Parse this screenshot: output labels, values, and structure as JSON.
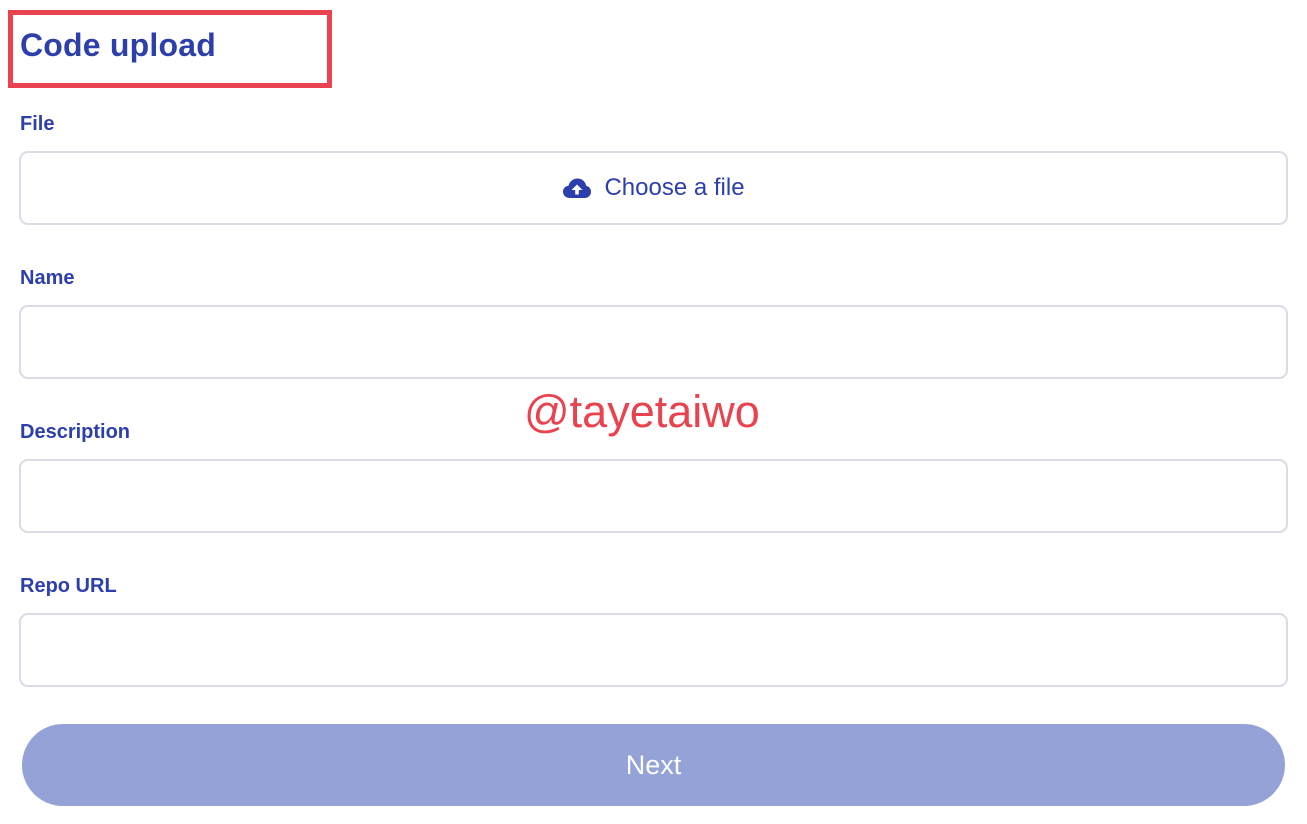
{
  "form": {
    "title": "Code upload",
    "file": {
      "label": "File",
      "button_text": "Choose a file",
      "icon": "cloud-upload-icon"
    },
    "name": {
      "label": "Name",
      "value": "",
      "placeholder": ""
    },
    "description": {
      "label": "Description",
      "value": "",
      "placeholder": ""
    },
    "repo_url": {
      "label": "Repo URL",
      "value": "",
      "placeholder": ""
    },
    "next_label": "Next"
  },
  "watermark": "@tayetaiwo",
  "colors": {
    "primary": "#2d3faa",
    "highlight": "#e8434e",
    "button_disabled": "#94a2d7",
    "field_border": "#d9dbe6"
  }
}
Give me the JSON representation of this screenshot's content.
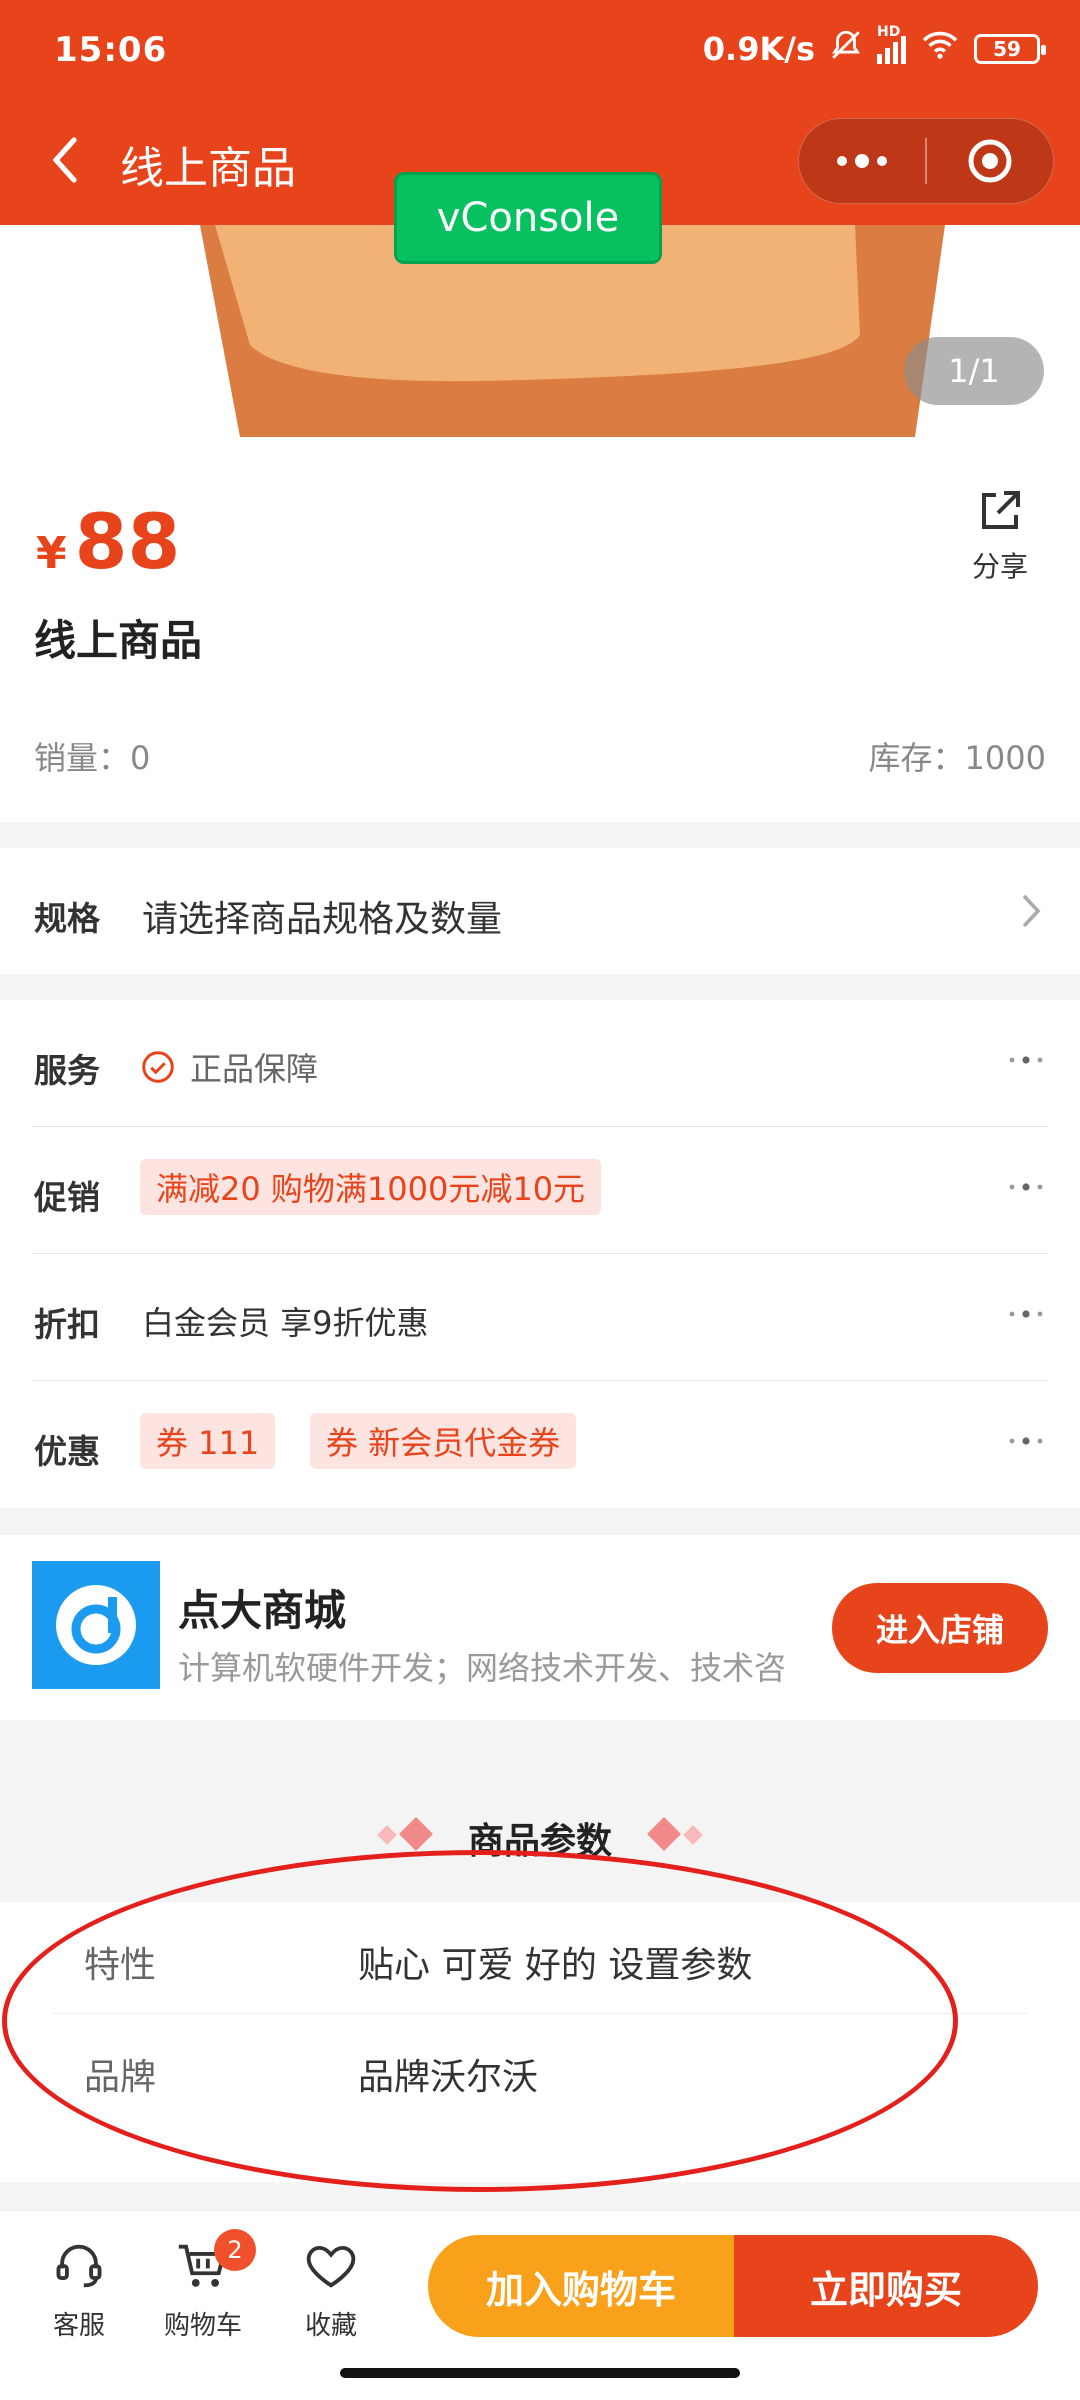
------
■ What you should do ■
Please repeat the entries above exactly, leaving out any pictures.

■ Your response ■
Parse this screenshot: output labels, values, and structure as JSON.
{
  "form": {
    "title": "Code upload",
    "file": {
      "label": "File",
      "button_text": "Choose a file",
      "icon": "cloud-upload-icon"
    },
    "name": {
      "label": "Name",
      "value": "",
      "placeholder": ""
    },
    "description": {
      "label": "Description",
      "value": "",
      "placeholder": ""
    },
    "repo_url": {
      "label": "Repo URL",
      "value": "",
      "placeholder": ""
    },
    "next_label": "Next"
  },
  "watermark": "@tayetaiwo",
  "colors": {
    "primary": "#2d3faa",
    "highlight": "#e8434e",
    "button_disabled": "#94a2d7",
    "field_border": "#d9dbe6"
  }
}
Give me the JSON representation of this screenshot's content.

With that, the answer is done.